Against the background of these potential qualities of an NDC design, one would expect to find the emergence of a large number of systemic NDC reforms to countries’ pension schemes, especially in Europe. Instead, the most recent Organisation for Economic Co-operation and Development (OECD) Pensions at a Glance (OECD 2018) and European Commission’s Ageing Reports (European Commission 2018) document no new NDC reforms since the Norwegian reform in 2009, but instead a growing number of ad hoc parametric changes. For the editors of this and two previous anthologies, and as proponents of NDCs, this is a disquieting finding.
Many considerations may be behind the reaffirmed preference of policy makers for incremental parametric NDB reforms compared with systemic NDC reform in Europe and, generally, across the world. The following are the most important ones:
- The 2007–12 financial crisis in many parts of the world and the following repercussions may have made policy makers risk averse toward “experiments” with new designs.
- The delicate fiscal positions of many countries that undertook systemic FDC reforms prior to 2007 may have reduced the appetite for even more systemic reforms.

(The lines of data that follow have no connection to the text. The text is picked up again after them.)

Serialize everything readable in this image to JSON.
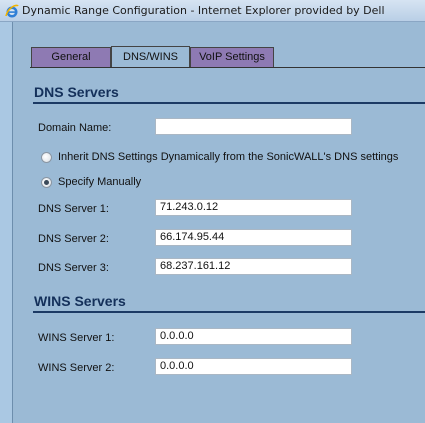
{
  "window": {
    "title": "Dynamic Range Configuration - Internet Explorer provided by Dell",
    "icon": "internet-explorer-icon"
  },
  "tabs": [
    {
      "label": "General",
      "active": false
    },
    {
      "label": "DNS/WINS",
      "active": true
    },
    {
      "label": "VoIP Settings",
      "active": false
    }
  ],
  "dns": {
    "section_title": "DNS Servers",
    "domain_name_label": "Domain Name:",
    "domain_name_value": "",
    "inherit_option_label": "Inherit DNS Settings Dynamically from the SonicWALL's DNS settings",
    "manual_option_label": "Specify Manually",
    "selected_option": "manual",
    "server1_label": "DNS Server 1:",
    "server1_value": "71.243.0.12",
    "server2_label": "DNS Server 2:",
    "server2_value": "66.174.95.44",
    "server3_label": "DNS Server 3:",
    "server3_value": "68.237.161.12"
  },
  "wins": {
    "section_title": "WINS Servers",
    "server1_label": "WINS Server 1:",
    "server1_value": "0.0.0.0",
    "server2_label": "WINS Server 2:",
    "server2_value": "0.0.0.0"
  },
  "colors": {
    "panel_bg": "#9bbad5",
    "inactive_tab": "#8e7ab3",
    "section_title": "#14305a"
  }
}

- International institutions broadly moved away from identifying best practices and appearing prescriptive—instead they now seem to favor country-specificparametric reforms.
- The OECD and the European Commission believe and pronounce that the steady string of parametric reforms of NDB schemes that took selective account of NDC design elements brought their member countries broadly onto a financiallysustainable path, so that systemic reforms are not needed. The InternationalMonetary Fund focuses primarily on short- and medium-term fiscal effects, not long-term systemic considerations. The International Labour Organizationpromotes parametric DB reforms because it appears to believe that a systemic defined contribution (DC) reform is out of the question. Pension experts at the World Bank remain largely committed to a systemic FDC but not NDC reform.
- Compared with parametric reforms, systemic reforms require a major effort—a new administrative apparatus and communication of a new narrative—whereas the political window of opportunity with new elections coming up soon is shortand reform may be unpopular.
- A systemic NDC reform by the rulebook binds the hands of policy makers whose interests are primarily in the art of proposing the policy that buys the most votesin the next election.